Our guide Natalia proudly escorts us round the factory museum, with its scale models of BelAZ vehicles. There is a photograph of a beaming Hugo Chávez, a strong ally of Luka shenko (he recently said that Venezuela would supply Belarus with oil for the next 200 years), driving a BelAZ truck. This is more than just a company – it’s an extended family. There is a sanatorium for the workers, two sports and fitness centres, and a cultural centre where a theatre collective plays. Such enterprises used to be common in eastern Europe before 1989 – but economic reform put a stop to all that.
Credit to Eastern Approaches, the Eastern Europe blog at the Economist, for bringing to my attention this highly unconventional view of Belarus. Mr. Clark, you really are serious, aren’t you? And yet, you are a journalist. Not only that, you are a journalist who dissents from the beliefs most people hold in your home country (Great Britain, I suppose, the New Statesman being a British magazine). Don’t you have at least some consideration for the plight of dissenters, people like you, in the happy paradise you just visited? Consider the following, from last year’s Freedom House report on Belarus:
President Alyaksandr Lukashenka systematically curtails press freedom.
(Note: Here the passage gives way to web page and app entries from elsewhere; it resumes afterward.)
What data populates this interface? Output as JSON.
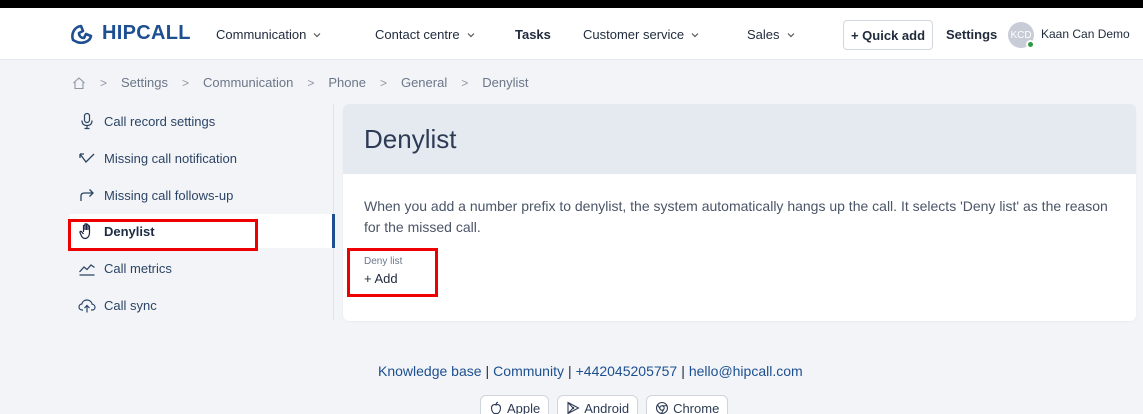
{
  "brand": {
    "name": "HIPCALL",
    "color": "#1d4f91"
  },
  "nav": {
    "items": [
      {
        "label": "Communication",
        "dropdown": true
      },
      {
        "label": "Contact centre",
        "dropdown": true
      },
      {
        "label": "Tasks",
        "dropdown": false
      },
      {
        "label": "Customer service",
        "dropdown": true
      },
      {
        "label": "Sales",
        "dropdown": true
      }
    ],
    "quick_add": "+ Quick add",
    "settings": "Settings",
    "user": {
      "initials": "KCD",
      "name": "Kaan Can Demo",
      "status_color": "#2e9a45"
    }
  },
  "breadcrumb": [
    "Settings",
    "Communication",
    "Phone",
    "General",
    "Denylist"
  ],
  "sidebar": {
    "items": [
      {
        "label": "Call record settings",
        "icon": "microphone-icon"
      },
      {
        "label": "Missing call notification",
        "icon": "missed-call-icon"
      },
      {
        "label": "Missing call follows-up",
        "icon": "forward-arrow-icon"
      },
      {
        "label": "Denylist",
        "icon": "hand-icon",
        "active": true
      },
      {
        "label": "Call metrics",
        "icon": "chart-line-icon"
      },
      {
        "label": "Call sync",
        "icon": "cloud-upload-icon"
      }
    ]
  },
  "main": {
    "title": "Denylist",
    "description": "When you add a number prefix to denylist, the system automatically hangs up the call. It selects 'Deny list' as the reason for the missed call.",
    "field_label": "Deny list",
    "add_label": "+ Add"
  },
  "footer": {
    "links": [
      "Knowledge base",
      "Community",
      "+442045205757",
      "hello@hipcall.com"
    ],
    "stores": [
      "Apple",
      "Android",
      "Chrome"
    ]
  },
  "colors": {
    "highlight": "#ee0000",
    "accent": "#1d4f91",
    "page_bg": "#f2f4f7",
    "card_head": "#e5eaf1"
  }
}
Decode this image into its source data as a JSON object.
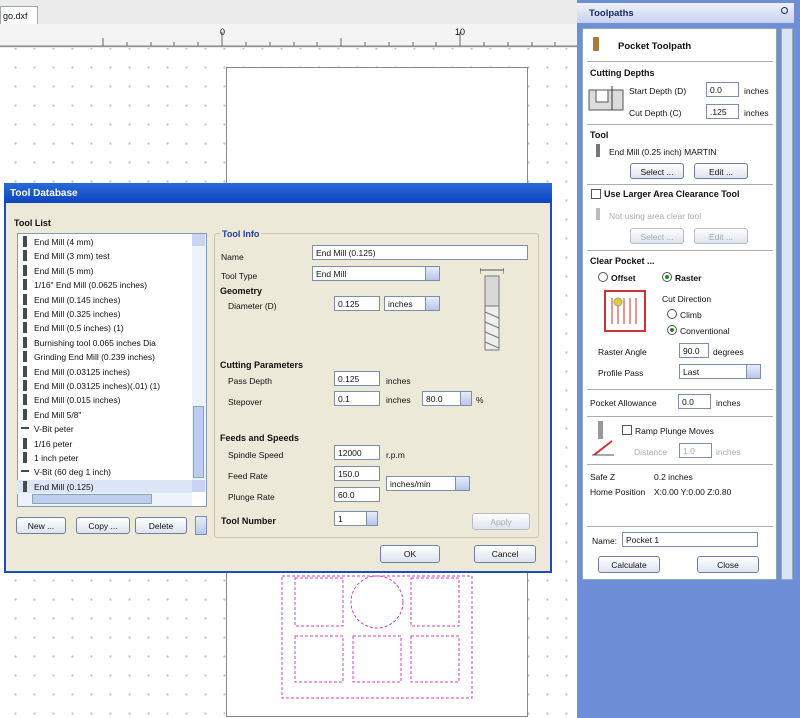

Libel is both a civil and a criminal offense, and an August 2008 media law gives the state a monopoly over information about political, social, and economic affairs. The authorities routinely harass and censor independent media outlets, including through physical force and revocation of journalists’ credentials. Belarusian national television is completely under the control of the state and does not provide coverage of alternative and opposition views. The state-run press distribution monopoly limits the availability of private newspapers.